## TASK REQUIREMENTS
Lines containing "Maximum" should be pulled from the material below.

## DATA

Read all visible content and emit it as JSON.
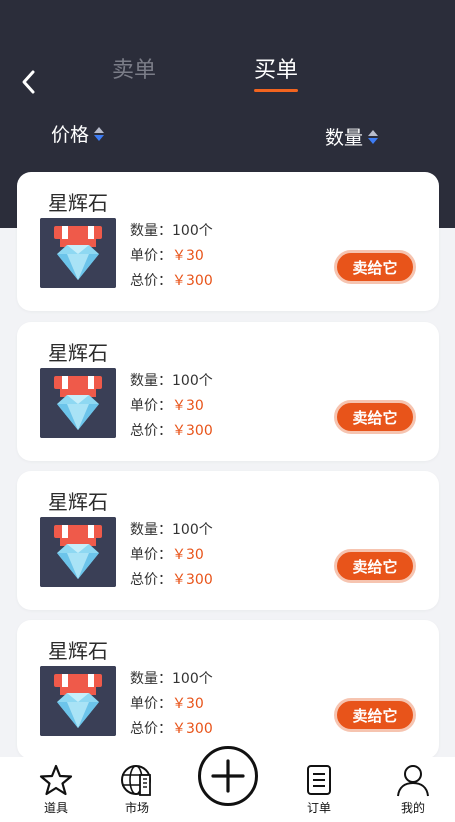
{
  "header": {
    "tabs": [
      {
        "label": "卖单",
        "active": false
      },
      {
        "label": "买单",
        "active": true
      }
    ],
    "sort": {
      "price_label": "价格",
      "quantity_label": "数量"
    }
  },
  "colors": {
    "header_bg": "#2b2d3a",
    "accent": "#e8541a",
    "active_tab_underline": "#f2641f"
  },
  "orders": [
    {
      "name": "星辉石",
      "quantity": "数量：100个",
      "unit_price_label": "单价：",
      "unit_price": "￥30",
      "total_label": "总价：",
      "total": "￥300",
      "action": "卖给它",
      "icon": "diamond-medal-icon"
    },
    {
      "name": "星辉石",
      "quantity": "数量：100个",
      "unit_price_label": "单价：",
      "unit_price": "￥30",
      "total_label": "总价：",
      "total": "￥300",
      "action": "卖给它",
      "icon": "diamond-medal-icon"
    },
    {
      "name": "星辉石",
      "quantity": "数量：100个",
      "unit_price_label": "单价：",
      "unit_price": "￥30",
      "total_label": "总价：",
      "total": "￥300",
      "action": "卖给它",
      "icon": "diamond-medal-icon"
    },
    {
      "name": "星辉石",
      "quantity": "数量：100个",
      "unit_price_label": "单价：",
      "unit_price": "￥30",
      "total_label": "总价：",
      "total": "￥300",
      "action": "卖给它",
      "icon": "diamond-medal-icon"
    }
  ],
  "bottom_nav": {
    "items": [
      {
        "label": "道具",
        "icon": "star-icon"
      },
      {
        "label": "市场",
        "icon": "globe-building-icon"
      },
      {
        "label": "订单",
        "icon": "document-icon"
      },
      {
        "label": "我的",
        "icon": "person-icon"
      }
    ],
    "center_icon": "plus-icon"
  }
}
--
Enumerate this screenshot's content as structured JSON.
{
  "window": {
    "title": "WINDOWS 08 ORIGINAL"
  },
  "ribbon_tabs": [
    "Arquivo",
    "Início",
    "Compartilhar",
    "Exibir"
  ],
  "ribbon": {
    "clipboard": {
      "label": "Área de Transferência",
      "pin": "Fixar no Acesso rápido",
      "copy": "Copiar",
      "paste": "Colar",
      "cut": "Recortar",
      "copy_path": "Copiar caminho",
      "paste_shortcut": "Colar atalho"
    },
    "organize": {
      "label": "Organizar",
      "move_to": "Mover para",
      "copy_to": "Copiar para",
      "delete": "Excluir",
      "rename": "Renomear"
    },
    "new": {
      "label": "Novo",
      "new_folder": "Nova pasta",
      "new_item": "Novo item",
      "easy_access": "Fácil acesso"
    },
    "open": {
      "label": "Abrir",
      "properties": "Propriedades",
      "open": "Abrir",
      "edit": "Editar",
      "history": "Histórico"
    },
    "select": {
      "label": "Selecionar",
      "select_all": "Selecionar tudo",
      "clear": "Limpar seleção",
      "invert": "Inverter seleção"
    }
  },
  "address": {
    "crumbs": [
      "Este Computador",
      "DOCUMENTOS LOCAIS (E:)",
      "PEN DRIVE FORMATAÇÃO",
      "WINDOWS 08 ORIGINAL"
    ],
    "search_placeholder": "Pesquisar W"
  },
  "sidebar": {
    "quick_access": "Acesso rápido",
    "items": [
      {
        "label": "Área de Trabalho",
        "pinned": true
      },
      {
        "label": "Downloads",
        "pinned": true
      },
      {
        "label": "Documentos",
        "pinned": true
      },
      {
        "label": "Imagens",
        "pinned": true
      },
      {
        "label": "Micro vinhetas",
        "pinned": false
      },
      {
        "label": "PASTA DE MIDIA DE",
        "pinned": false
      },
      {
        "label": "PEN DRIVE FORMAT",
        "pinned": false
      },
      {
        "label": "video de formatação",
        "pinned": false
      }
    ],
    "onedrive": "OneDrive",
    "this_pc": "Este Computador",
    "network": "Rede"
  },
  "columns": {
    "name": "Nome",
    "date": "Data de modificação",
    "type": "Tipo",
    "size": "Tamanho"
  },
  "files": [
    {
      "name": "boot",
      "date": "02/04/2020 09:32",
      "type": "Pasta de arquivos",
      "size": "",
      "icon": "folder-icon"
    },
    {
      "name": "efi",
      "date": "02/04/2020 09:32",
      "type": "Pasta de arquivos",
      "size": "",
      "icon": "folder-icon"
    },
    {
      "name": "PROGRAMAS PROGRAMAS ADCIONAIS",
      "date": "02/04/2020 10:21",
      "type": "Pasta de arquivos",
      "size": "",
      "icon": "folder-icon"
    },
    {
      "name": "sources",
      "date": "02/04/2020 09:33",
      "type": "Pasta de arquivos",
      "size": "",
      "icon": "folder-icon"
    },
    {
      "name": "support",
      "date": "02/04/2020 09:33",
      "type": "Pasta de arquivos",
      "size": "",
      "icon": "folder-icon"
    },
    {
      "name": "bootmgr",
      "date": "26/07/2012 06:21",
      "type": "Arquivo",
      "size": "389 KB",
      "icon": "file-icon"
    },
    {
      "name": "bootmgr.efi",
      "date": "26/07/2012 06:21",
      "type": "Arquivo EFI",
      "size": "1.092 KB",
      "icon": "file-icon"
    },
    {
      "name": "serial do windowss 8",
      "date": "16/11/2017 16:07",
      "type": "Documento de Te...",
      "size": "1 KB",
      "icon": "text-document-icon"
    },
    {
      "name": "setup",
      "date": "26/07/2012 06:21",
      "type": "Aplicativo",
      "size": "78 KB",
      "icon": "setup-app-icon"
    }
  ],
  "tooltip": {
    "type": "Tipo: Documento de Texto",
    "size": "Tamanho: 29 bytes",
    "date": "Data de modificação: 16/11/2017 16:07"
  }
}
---
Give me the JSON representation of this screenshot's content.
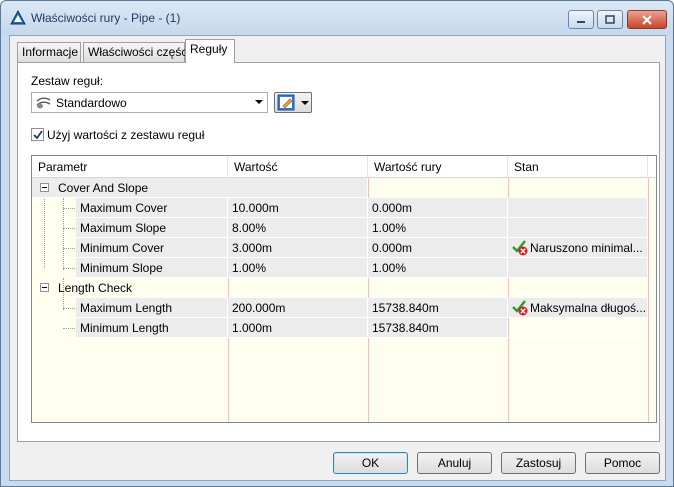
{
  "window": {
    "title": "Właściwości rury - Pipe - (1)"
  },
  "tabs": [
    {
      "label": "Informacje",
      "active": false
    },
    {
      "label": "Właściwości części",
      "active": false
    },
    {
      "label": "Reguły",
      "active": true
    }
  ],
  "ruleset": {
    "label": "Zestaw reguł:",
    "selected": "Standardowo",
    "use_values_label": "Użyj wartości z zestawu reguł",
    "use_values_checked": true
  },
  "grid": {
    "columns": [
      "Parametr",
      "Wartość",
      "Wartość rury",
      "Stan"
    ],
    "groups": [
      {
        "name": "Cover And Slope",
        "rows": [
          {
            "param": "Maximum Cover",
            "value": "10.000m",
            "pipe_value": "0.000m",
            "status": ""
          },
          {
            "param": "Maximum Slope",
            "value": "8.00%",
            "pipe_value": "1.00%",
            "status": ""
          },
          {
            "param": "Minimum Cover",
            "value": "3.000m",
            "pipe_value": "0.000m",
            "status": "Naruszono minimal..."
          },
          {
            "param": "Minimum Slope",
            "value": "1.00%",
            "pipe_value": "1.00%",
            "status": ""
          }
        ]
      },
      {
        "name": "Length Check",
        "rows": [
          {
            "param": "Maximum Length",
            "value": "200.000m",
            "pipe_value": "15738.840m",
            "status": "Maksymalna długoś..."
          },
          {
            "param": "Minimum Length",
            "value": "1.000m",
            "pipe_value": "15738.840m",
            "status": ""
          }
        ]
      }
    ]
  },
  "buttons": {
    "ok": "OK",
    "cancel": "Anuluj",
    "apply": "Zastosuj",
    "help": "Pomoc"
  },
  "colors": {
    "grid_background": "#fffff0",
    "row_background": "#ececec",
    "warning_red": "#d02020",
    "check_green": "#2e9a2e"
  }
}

## EXERCISE SOLUTION
            "param": "Maximum Cover",
            "param": "Maximum Slope",
            "param": "Maximum Length",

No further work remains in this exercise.